Despite expectations that she might firebomb Newt Gingrich's presidential campaign, his second wife Marianne had little to reveal during her interview with ABC's Brian Ross on Nightline Thursday night. Her most sensational revelation was that Gingrich had wanted an "open marriage." That remark might have been ignored under ordinary circumstances. Earlier in the day, ABC investigative reporter Brian Ross had conceded on The View that the interview didn't turn out to be "as much of a bombshell as some think it's going to be." But when CNN's John King led off Thursday night's Republican presidential debate by asking Gingrich about his ex-wife's remarks, Gingrich exploded. "I am astounded that CNN would take trash like that and use it to open a presidential debate," he said. "To take an ex-wife and make it two days before the primary, a significant question in a presidential campaign, is as close to despicable as anything I can imagine." King himself, who appeared taken aback by Gingrich's response, had no regrets about posing the question. "This is one of those damned if you do, damned if you don't," he said during an interview with CNN's Anderson Cooper after the debate. "It was my judgment, my decision, and mine alone.

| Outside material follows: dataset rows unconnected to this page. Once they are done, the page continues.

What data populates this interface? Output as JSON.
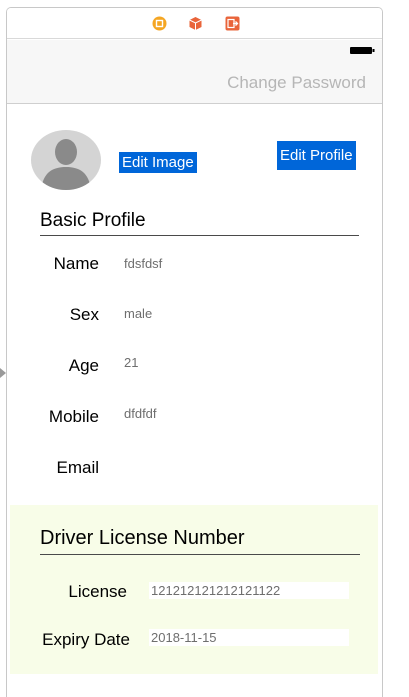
{
  "scene_dock": {
    "icons": [
      "view-controller-icon",
      "first-responder-icon",
      "exit-icon"
    ],
    "colors": {
      "view_controller": "#f5a623",
      "cube": "#e9643a",
      "exit": "#e9643a"
    }
  },
  "navbar": {
    "right_item": "Change Password"
  },
  "profile": {
    "edit_image_label": "Edit Image",
    "edit_profile_label": "Edit Profile"
  },
  "basic_profile": {
    "title": "Basic Profile",
    "fields": [
      {
        "label": "Name",
        "value": "fdsfdsf"
      },
      {
        "label": "Sex",
        "value": "male"
      },
      {
        "label": "Age",
        "value": "21"
      },
      {
        "label": "Mobile",
        "value": "dfdfdf"
      },
      {
        "label": "Email",
        "value": ""
      }
    ]
  },
  "driver_license": {
    "title": "Driver License Number",
    "license_label": "License",
    "license_value": "121212121212121122",
    "expiry_label": "Expiry Date",
    "expiry_value": "2018-11-15"
  },
  "colors": {
    "accent": "#0066d9",
    "panel_bg": "#f8fde8"
  }
}
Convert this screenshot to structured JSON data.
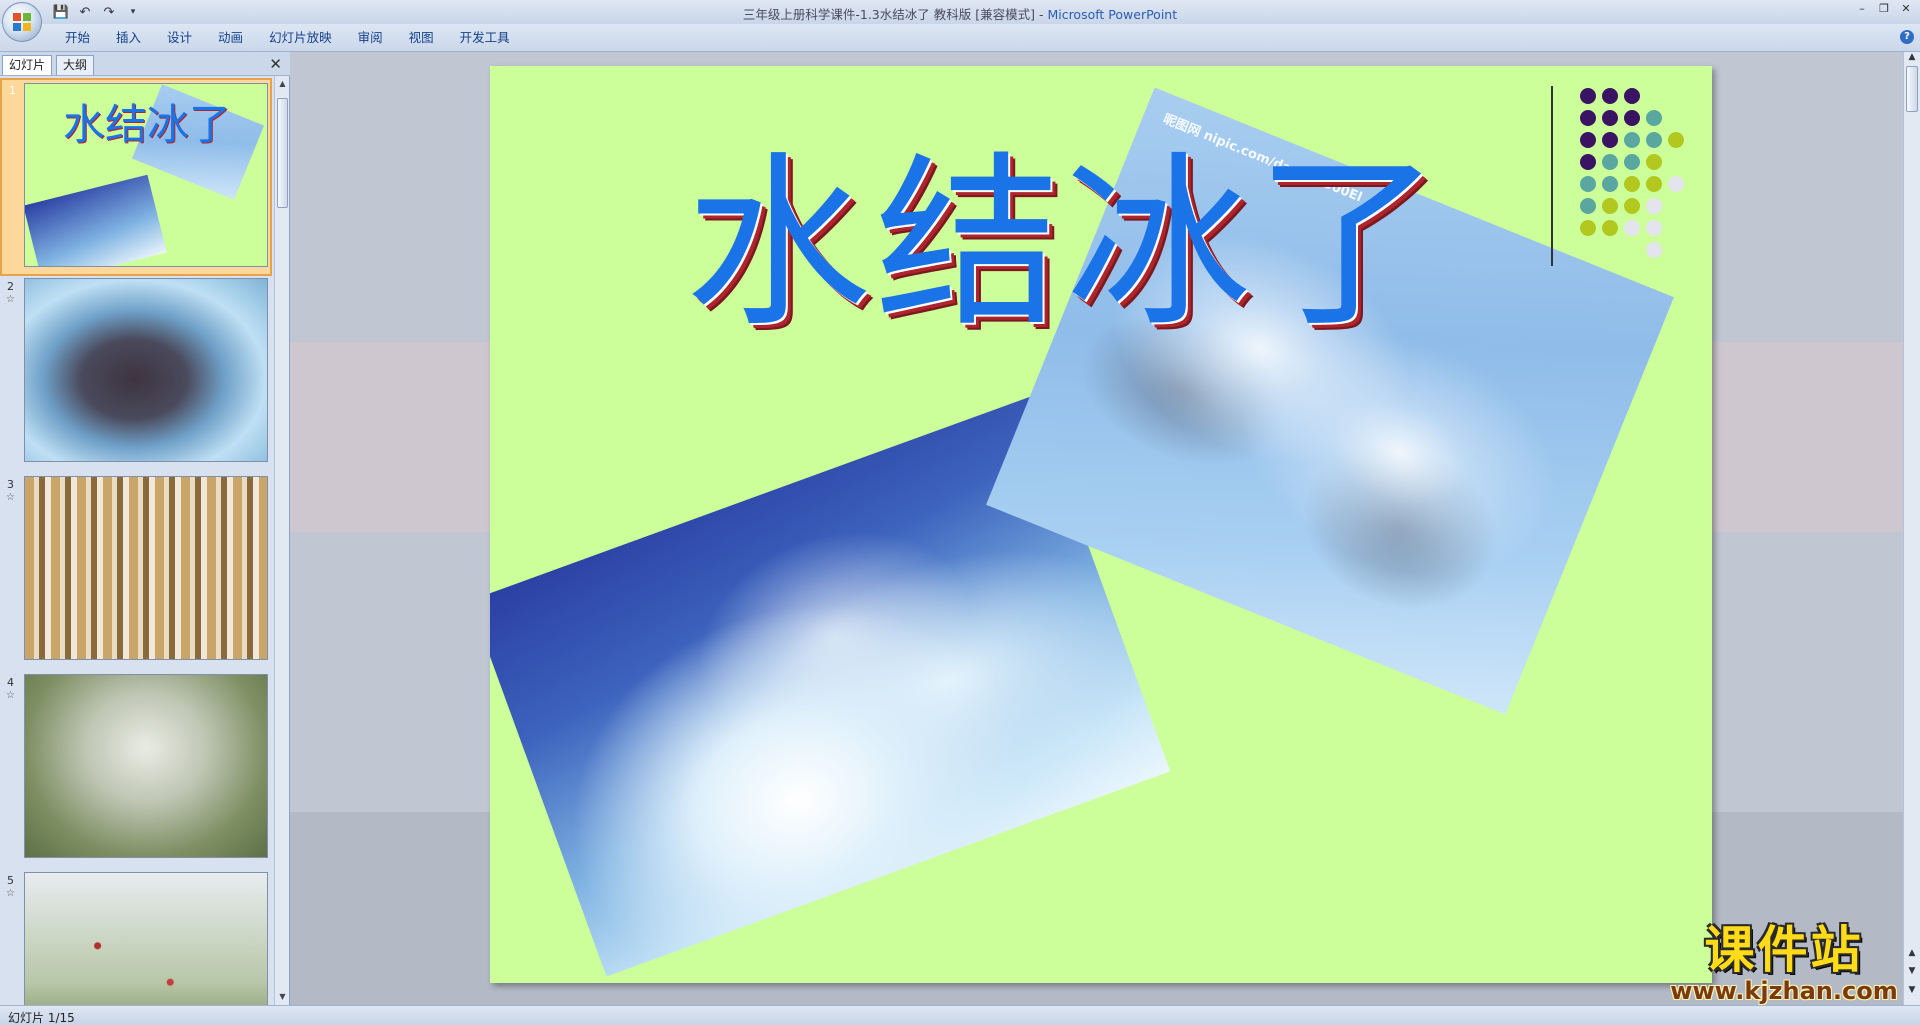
{
  "window": {
    "title": "三年级上册科学课件-1.3水结冰了 教科版 [兼容模式] - ",
    "app_name": "Microsoft PowerPoint"
  },
  "ribbon": {
    "tabs": [
      {
        "label": "开始"
      },
      {
        "label": "插入"
      },
      {
        "label": "设计"
      },
      {
        "label": "动画"
      },
      {
        "label": "幻灯片放映"
      },
      {
        "label": "审阅"
      },
      {
        "label": "视图"
      },
      {
        "label": "开发工具"
      }
    ]
  },
  "left_pane": {
    "tab_slides": "幻灯片",
    "tab_outline": "大纲",
    "thumbnails": [
      {
        "number": "1",
        "active": true
      },
      {
        "number": "2",
        "active": false
      },
      {
        "number": "3",
        "active": false
      },
      {
        "number": "4",
        "active": false
      },
      {
        "number": "5",
        "active": false
      }
    ]
  },
  "slide": {
    "title": "水结冰了",
    "image_watermark": "昵图网 nipic.com/daniel4300El"
  },
  "status_bar": {
    "slide_counter": "幻灯片 1/15"
  },
  "watermark": {
    "chinese": "课件站",
    "url": "www.kjzhan.com"
  },
  "colors": {
    "slide_background": "#ccff99",
    "title_fill": "#1a74e8",
    "title_shadow": "#b0242c",
    "dot_purple": "#3a1463",
    "dot_teal": "#5aa7a0",
    "dot_lime": "#b3c81e",
    "dot_light": "#e4e4ee"
  }
}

If we're going to deal with it, let's deal with it upfront, let's not try to sneak it into the middle of the debate somewhere." And appearing on MSNBC's The Last Word Thursday night, topical comedian D.L. Hughley commented, "When a man would leave a woman ... when she is struggling with a life-threatening disease, then he has forfeited the right forever to say the word 'despicable.'"
Her parents weren't too fond of the idea.